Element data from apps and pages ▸
=-=-=-=-=
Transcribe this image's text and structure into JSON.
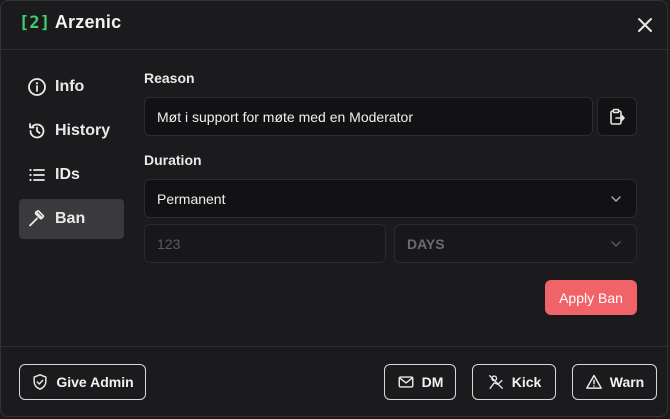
{
  "header": {
    "id_tag": "[2]",
    "player_name": "Arzenic",
    "close_icon": "close-icon"
  },
  "sidebar": {
    "items": [
      {
        "label": "Info",
        "icon": "info-icon",
        "active": false
      },
      {
        "label": "History",
        "icon": "history-icon",
        "active": false
      },
      {
        "label": "IDs",
        "icon": "list-icon",
        "active": false
      },
      {
        "label": "Ban",
        "icon": "gavel-icon",
        "active": true
      }
    ]
  },
  "ban": {
    "reason_label": "Reason",
    "reason_value": "Møt i support for møte med en Moderator",
    "duration_label": "Duration",
    "duration_value": "Permanent",
    "amount_placeholder": "123",
    "unit_value": "DAYS",
    "apply_label": "Apply Ban",
    "apply_color": "#f06469"
  },
  "footer": {
    "give_admin_label": "Give Admin",
    "dm_label": "DM",
    "kick_label": "Kick",
    "warn_label": "Warn"
  },
  "colors": {
    "background": "#1b1b1d",
    "id_accent": "#3ecf70",
    "active_nav": "#3a3a3d"
  }
}
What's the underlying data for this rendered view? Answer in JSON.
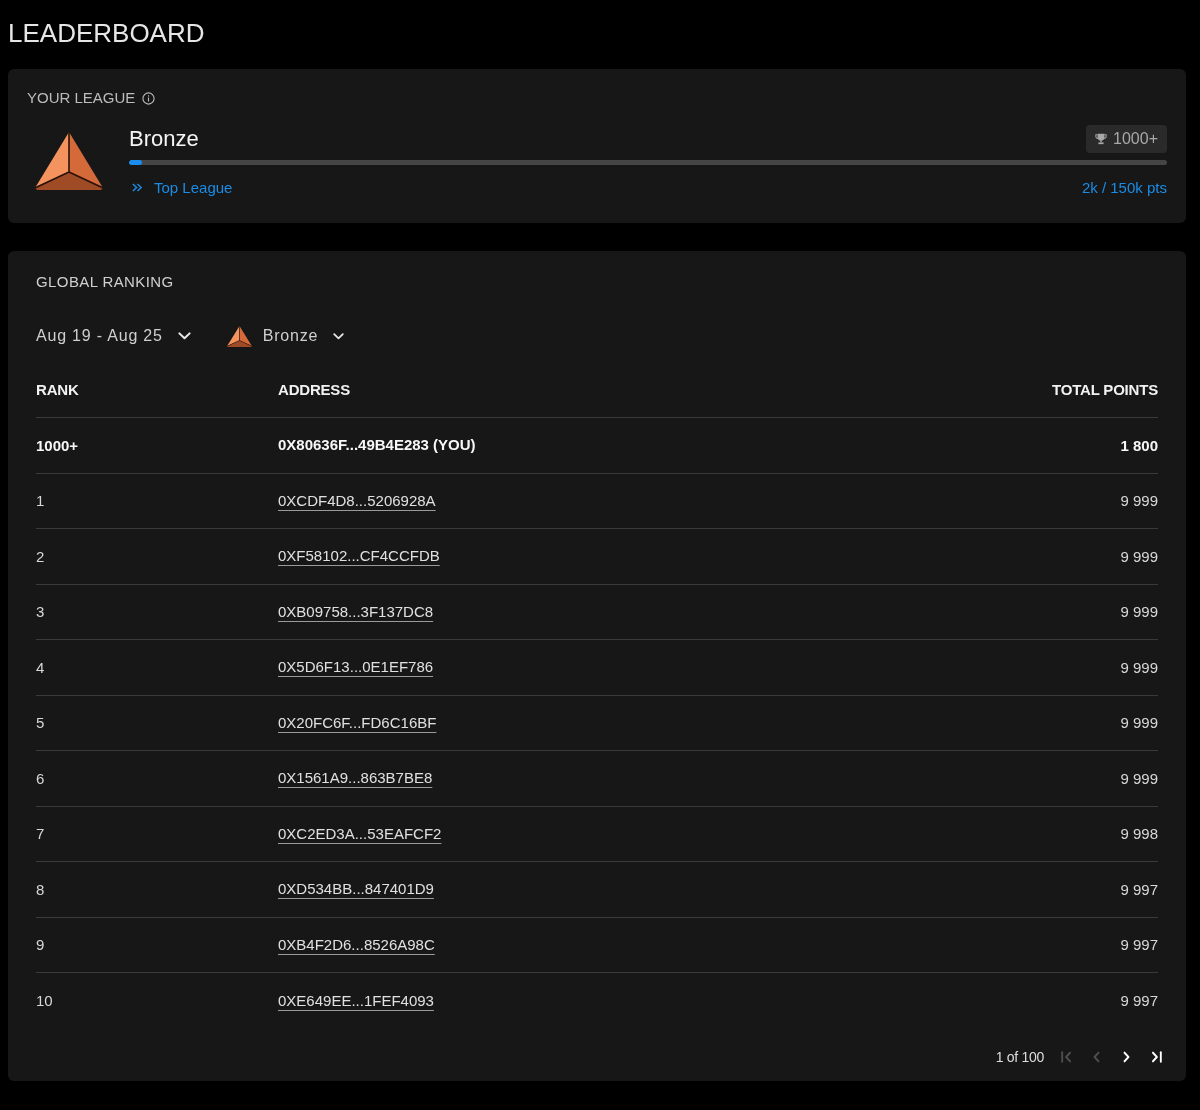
{
  "page": {
    "title": "LEADERBOARD"
  },
  "league": {
    "heading": "YOUR LEAGUE",
    "name": "Bronze",
    "rank_badge": "1000+",
    "level": 0.013,
    "link": "Top League",
    "points": "2k / 150k pts"
  },
  "ranking": {
    "heading": "GLOBAL RANKING",
    "filters": [
      {
        "kind": "date",
        "label": "Aug 19 - Aug 25"
      },
      {
        "kind": "league",
        "label": "Bronze"
      }
    ],
    "table": {
      "columns": [
        "RANK",
        "ADDRESS",
        "TOTAL POINTS"
      ],
      "rows": [
        {
          "rank": "1000+",
          "address": "0X80636F...49B4E283 (YOU)",
          "points": "1 800",
          "current_user": true
        },
        {
          "rank": "1",
          "address": "0XCDF4D8...5206928A",
          "points": "9 999",
          "current_user": false
        },
        {
          "rank": "2",
          "address": "0XF58102...CF4CCFDB",
          "points": "9 999",
          "current_user": false
        },
        {
          "rank": "3",
          "address": "0XB09758...3F137DC8",
          "points": "9 999",
          "current_user": false
        },
        {
          "rank": "4",
          "address": "0X5D6F13...0E1EF786",
          "points": "9 999",
          "current_user": false
        },
        {
          "rank": "5",
          "address": "0X20FC6F...FD6C16BF",
          "points": "9 999",
          "current_user": false
        },
        {
          "rank": "6",
          "address": "0X1561A9...863B7BE8",
          "points": "9 999",
          "current_user": false
        },
        {
          "rank": "7",
          "address": "0XC2ED3A...53EAFCF2",
          "points": "9 998",
          "current_user": false
        },
        {
          "rank": "8",
          "address": "0XD534BB...847401D9",
          "points": "9 997",
          "current_user": false
        },
        {
          "rank": "9",
          "address": "0XB4F2D6...8526A98C",
          "points": "9 997",
          "current_user": false
        },
        {
          "rank": "10",
          "address": "0XE649EE...1FEF4093",
          "points": "9 997",
          "current_user": false
        }
      ]
    },
    "pagination": {
      "label": "1 of 100",
      "buttons": [
        {
          "kind": "first",
          "disabled": true
        },
        {
          "kind": "prev",
          "disabled": true
        },
        {
          "kind": "next",
          "disabled": false
        },
        {
          "kind": "last",
          "disabled": false
        }
      ]
    }
  }
}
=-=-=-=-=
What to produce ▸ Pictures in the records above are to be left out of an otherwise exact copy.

Solution below ▸
Transcribe this image's text and structure into JSON.
{
  "header": {
    "id_tag": "[2]",
    "player_name": "Arzenic",
    "close_icon": "close-icon"
  },
  "sidebar": {
    "items": [
      {
        "label": "Info",
        "icon": "info-icon",
        "active": false
      },
      {
        "label": "History",
        "icon": "history-icon",
        "active": false
      },
      {
        "label": "IDs",
        "icon": "list-icon",
        "active": false
      },
      {
        "label": "Ban",
        "icon": "gavel-icon",
        "active": true
      }
    ]
  },
  "ban": {
    "reason_label": "Reason",
    "reason_value": "Møt i support for møte med en Moderator",
    "duration_label": "Duration",
    "duration_value": "Permanent",
    "amount_placeholder": "123",
    "unit_value": "DAYS",
    "apply_label": "Apply Ban",
    "apply_color": "#f06469"
  },
  "footer": {
    "give_admin_label": "Give Admin",
    "dm_label": "DM",
    "kick_label": "Kick",
    "warn_label": "Warn"
  },
  "colors": {
    "background": "#1b1b1d",
    "id_accent": "#3ecf70",
    "active_nav": "#3a3a3d"
  }
}
What's the underlying data for this rendered view? Answer in JSON.
{
  "page": {
    "title": "LEADERBOARD"
  },
  "league": {
    "heading": "YOUR LEAGUE",
    "name": "Bronze",
    "rank_badge": "1000+",
    "level": 0.013,
    "link": "Top League",
    "points": "2k / 150k pts"
  },
  "ranking": {
    "heading": "GLOBAL RANKING",
    "filters": [
      {
        "kind": "date",
        "label": "Aug 19 - Aug 25"
      },
      {
        "kind": "league",
        "label": "Bronze"
      }
    ],
    "table": {
      "columns": [
        "RANK",
        "ADDRESS",
        "TOTAL POINTS"
      ],
      "rows": [
        {
          "rank": "1000+",
          "address": "0X80636F...49B4E283 (YOU)",
          "points": "1 800",
          "current_user": true
        },
        {
          "rank": "1",
          "address": "0XCDF4D8...5206928A",
          "points": "9 999",
          "current_user": false
        },
        {
          "rank": "2",
          "address": "0XF58102...CF4CCFDB",
          "points": "9 999",
          "current_user": false
        },
        {
          "rank": "3",
          "address": "0XB09758...3F137DC8",
          "points": "9 999",
          "current_user": false
        },
        {
          "rank": "4",
          "address": "0X5D6F13...0E1EF786",
          "points": "9 999",
          "current_user": false
        },
        {
          "rank": "5",
          "address": "0X20FC6F...FD6C16BF",
          "points": "9 999",
          "current_user": false
        },
        {
          "rank": "6",
          "address": "0X1561A9...863B7BE8",
          "points": "9 999",
          "current_user": false
        },
        {
          "rank": "7",
          "address": "0XC2ED3A...53EAFCF2",
          "points": "9 998",
          "current_user": false
        },
        {
          "rank": "8",
          "address": "0XD534BB...847401D9",
          "points": "9 997",
          "current_user": false
        },
        {
          "rank": "9",
          "address": "0XB4F2D6...8526A98C",
          "points": "9 997",
          "current_user": false
        },
        {
          "rank": "10",
          "address": "0XE649EE...1FEF4093",
          "points": "9 997",
          "current_user": false
        }
      ]
    },
    "pagination": {
      "label": "1 of 100",
      "buttons": [
        {
          "kind": "first",
          "disabled": true
        },
        {
          "kind": "prev",
          "disabled": true
        },
        {
          "kind": "next",
          "disabled": false
        },
        {
          "kind": "last",
          "disabled": false
        }
      ]
    }
  }
}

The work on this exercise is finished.